-- Data supplied follows --

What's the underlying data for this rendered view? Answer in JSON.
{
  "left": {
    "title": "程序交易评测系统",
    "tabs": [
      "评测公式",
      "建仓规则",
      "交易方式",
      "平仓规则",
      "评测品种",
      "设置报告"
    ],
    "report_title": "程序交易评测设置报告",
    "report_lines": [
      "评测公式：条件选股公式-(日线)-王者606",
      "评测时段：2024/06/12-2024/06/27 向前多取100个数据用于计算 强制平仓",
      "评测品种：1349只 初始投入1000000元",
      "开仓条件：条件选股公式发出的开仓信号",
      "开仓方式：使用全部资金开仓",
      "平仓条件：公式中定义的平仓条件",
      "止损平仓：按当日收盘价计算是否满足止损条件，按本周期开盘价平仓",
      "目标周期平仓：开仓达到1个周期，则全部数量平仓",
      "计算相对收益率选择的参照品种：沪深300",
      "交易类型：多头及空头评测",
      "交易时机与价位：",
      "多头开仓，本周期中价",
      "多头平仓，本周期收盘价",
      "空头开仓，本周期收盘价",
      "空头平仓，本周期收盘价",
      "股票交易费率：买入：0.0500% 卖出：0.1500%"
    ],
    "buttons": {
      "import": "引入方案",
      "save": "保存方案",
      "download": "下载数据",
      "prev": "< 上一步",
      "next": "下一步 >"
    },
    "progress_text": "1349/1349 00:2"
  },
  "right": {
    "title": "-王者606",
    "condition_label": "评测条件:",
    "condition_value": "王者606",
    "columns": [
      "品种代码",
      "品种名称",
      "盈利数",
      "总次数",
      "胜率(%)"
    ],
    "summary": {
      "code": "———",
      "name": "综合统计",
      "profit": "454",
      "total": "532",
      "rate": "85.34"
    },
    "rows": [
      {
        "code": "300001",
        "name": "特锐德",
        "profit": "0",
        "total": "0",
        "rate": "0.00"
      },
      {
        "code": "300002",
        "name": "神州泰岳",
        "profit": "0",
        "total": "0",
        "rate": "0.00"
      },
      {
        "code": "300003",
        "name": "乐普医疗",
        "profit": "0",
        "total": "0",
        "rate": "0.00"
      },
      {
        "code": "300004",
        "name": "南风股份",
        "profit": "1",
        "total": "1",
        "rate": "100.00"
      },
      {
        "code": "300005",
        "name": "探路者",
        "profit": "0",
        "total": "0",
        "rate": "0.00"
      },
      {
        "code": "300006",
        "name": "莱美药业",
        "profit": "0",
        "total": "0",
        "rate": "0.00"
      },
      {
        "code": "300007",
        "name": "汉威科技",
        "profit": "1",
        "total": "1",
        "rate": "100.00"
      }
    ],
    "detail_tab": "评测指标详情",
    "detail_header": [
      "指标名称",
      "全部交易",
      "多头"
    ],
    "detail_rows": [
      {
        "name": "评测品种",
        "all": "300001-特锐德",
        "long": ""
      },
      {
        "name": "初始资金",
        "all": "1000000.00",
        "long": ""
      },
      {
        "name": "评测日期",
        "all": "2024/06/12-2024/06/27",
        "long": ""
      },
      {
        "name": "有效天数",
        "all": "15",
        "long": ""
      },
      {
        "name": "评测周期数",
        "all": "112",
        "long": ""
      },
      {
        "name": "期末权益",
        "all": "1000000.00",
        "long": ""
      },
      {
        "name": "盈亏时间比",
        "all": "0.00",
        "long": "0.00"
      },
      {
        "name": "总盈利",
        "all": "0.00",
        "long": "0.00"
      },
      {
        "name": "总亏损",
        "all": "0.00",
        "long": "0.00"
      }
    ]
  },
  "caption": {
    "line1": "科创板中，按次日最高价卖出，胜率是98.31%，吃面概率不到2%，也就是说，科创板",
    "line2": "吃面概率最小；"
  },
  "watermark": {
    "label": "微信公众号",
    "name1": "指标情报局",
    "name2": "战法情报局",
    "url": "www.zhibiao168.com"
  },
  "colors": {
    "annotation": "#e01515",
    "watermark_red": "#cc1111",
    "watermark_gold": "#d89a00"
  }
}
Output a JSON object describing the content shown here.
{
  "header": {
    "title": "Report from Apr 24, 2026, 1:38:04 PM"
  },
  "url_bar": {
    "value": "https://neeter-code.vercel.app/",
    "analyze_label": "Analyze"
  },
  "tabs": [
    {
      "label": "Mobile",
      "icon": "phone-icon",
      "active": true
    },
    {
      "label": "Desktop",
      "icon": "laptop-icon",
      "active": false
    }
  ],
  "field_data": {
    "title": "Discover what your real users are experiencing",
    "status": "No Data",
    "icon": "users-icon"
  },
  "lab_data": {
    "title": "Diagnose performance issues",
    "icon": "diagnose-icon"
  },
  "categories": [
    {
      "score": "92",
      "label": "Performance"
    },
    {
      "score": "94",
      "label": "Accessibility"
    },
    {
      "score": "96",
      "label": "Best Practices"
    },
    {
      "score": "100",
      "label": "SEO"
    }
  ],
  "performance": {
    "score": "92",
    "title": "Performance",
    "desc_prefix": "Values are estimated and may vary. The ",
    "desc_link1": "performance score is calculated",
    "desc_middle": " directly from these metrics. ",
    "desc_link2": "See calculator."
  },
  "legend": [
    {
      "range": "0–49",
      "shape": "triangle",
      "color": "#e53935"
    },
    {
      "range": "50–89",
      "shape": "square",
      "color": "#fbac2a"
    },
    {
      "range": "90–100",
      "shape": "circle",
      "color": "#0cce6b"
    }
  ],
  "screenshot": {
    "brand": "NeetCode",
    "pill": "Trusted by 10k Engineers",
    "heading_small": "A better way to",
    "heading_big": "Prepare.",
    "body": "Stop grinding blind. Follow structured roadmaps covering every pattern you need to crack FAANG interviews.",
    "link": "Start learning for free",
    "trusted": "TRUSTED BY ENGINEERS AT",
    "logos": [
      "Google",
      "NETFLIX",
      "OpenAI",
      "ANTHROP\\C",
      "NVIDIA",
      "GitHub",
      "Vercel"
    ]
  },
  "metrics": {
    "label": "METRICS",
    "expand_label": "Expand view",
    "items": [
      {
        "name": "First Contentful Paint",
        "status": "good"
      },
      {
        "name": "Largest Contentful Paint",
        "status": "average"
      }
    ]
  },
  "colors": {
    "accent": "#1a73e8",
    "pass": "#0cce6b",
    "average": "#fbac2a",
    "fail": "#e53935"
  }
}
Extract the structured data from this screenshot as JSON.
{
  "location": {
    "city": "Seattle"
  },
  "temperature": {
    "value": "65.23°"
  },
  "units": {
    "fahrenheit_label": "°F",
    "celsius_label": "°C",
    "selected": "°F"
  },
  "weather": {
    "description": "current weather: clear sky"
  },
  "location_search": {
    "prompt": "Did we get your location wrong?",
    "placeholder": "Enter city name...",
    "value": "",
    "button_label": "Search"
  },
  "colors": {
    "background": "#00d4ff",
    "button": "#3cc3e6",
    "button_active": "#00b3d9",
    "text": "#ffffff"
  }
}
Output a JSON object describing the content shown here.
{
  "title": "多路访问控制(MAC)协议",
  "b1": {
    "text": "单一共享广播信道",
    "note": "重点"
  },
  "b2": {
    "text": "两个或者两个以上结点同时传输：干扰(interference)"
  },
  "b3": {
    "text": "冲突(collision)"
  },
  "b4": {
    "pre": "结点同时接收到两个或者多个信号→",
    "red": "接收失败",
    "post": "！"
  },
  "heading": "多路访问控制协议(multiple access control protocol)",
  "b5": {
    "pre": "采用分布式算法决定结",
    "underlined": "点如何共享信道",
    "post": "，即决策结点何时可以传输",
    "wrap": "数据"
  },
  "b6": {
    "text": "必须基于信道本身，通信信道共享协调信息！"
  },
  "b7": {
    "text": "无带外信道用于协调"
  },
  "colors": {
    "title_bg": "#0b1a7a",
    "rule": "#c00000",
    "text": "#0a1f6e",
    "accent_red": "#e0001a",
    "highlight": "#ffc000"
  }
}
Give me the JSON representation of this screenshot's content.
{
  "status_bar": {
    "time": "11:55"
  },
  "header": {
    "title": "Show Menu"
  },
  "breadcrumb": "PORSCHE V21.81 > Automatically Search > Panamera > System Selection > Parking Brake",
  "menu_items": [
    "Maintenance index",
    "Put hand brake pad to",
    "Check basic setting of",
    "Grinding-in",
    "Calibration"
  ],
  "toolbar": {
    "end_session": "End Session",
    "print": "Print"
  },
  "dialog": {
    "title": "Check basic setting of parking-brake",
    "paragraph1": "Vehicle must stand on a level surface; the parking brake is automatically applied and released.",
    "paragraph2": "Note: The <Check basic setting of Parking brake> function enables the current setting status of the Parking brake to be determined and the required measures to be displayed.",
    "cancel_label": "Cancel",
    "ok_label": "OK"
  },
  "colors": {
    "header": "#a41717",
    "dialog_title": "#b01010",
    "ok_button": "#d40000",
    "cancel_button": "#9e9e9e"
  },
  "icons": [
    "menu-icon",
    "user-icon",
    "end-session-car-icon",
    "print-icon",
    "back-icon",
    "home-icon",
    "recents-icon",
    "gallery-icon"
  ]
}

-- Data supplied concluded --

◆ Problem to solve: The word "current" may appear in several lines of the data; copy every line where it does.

◆ Task output:
    "description": "current weather: clear sky"
    "paragraph2": "Note: The <Check basic setting of Parking brake> function enables the current setting status of the Parking brake to be determined and the required measures to be displayed.",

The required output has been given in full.